=== Begin Enclosure ===

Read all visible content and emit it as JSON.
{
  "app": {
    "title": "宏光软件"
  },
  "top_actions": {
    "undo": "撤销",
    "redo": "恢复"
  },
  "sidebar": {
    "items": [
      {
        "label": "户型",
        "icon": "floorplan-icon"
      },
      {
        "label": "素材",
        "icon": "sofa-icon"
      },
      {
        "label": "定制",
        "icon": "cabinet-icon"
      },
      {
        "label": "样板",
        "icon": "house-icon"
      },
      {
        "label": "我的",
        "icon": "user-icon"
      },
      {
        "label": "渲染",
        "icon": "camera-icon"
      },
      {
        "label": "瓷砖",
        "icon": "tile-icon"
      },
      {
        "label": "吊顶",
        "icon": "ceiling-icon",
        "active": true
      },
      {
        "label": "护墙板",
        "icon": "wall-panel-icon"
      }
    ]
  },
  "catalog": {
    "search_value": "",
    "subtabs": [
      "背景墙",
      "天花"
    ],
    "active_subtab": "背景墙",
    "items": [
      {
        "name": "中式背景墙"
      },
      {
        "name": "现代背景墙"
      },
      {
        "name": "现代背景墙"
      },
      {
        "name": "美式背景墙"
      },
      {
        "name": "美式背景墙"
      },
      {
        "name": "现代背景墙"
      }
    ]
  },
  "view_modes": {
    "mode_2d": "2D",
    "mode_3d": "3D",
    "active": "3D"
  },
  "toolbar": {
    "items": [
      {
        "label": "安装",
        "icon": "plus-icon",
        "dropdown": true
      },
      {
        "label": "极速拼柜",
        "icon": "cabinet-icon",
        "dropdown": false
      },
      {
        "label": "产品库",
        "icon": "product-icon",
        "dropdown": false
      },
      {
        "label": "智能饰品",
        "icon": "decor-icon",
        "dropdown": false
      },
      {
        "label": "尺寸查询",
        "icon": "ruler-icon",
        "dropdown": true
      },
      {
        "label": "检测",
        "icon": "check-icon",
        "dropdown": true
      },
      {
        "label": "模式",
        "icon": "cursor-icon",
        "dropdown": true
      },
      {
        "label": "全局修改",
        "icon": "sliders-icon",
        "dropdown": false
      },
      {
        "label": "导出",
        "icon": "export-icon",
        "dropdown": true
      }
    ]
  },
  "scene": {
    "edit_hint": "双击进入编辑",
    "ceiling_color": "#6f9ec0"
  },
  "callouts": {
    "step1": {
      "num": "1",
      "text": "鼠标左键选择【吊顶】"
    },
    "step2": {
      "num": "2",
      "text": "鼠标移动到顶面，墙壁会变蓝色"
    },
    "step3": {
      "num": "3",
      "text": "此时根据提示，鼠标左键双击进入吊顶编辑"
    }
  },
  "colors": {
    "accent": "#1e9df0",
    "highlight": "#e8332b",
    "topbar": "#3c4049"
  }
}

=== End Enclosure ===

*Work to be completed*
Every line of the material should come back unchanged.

*The completed task*
Read all visible content and emit it as JSON.
{
  "app": {
    "title": "宏光软件"
  },
  "top_actions": {
    "undo": "撤销",
    "redo": "恢复"
  },
  "sidebar": {
    "items": [
      {
        "label": "户型",
        "icon": "floorplan-icon"
      },
      {
        "label": "素材",
        "icon": "sofa-icon"
      },
      {
        "label": "定制",
        "icon": "cabinet-icon"
      },
      {
        "label": "样板",
        "icon": "house-icon"
      },
      {
        "label": "我的",
        "icon": "user-icon"
      },
      {
        "label": "渲染",
        "icon": "camera-icon"
      },
      {
        "label": "瓷砖",
        "icon": "tile-icon"
      },
      {
        "label": "吊顶",
        "icon": "ceiling-icon",
        "active": true
      },
      {
        "label": "护墙板",
        "icon": "wall-panel-icon"
      }
    ]
  },
  "catalog": {
    "search_value": "",
    "subtabs": [
      "背景墙",
      "天花"
    ],
    "active_subtab": "背景墙",
    "items": [
      {
        "name": "中式背景墙"
      },
      {
        "name": "现代背景墙"
      },
      {
        "name": "现代背景墙"
      },
      {
        "name": "美式背景墙"
      },
      {
        "name": "美式背景墙"
      },
      {
        "name": "现代背景墙"
      }
    ]
  },
  "view_modes": {
    "mode_2d": "2D",
    "mode_3d": "3D",
    "active": "3D"
  },
  "toolbar": {
    "items": [
      {
        "label": "安装",
        "icon": "plus-icon",
        "dropdown": true
      },
      {
        "label": "极速拼柜",
        "icon": "cabinet-icon",
        "dropdown": false
      },
      {
        "label": "产品库",
        "icon": "product-icon",
        "dropdown": false
      },
      {
        "label": "智能饰品",
        "icon": "decor-icon",
        "dropdown": false
      },
      {
        "label": "尺寸查询",
        "icon": "ruler-icon",
        "dropdown": true
      },
      {
        "label": "检测",
        "icon": "check-icon",
        "dropdown": true
      },
      {
        "label": "模式",
        "icon": "cursor-icon",
        "dropdown": true
      },
      {
        "label": "全局修改",
        "icon": "sliders-icon",
        "dropdown": false
      },
      {
        "label": "导出",
        "icon": "export-icon",
        "dropdown": true
      }
    ]
  },
  "scene": {
    "edit_hint": "双击进入编辑",
    "ceiling_color": "#6f9ec0"
  },
  "callouts": {
    "step1": {
      "num": "1",
      "text": "鼠标左键选择【吊顶】"
    },
    "step2": {
      "num": "2",
      "text": "鼠标移动到顶面，墙壁会变蓝色"
    },
    "step3": {
      "num": "3",
      "text": "此时根据提示，鼠标左键双击进入吊顶编辑"
    }
  },
  "colors": {
    "accent": "#1e9df0",
    "highlight": "#e8332b",
    "topbar": "#3c4049"
  }
}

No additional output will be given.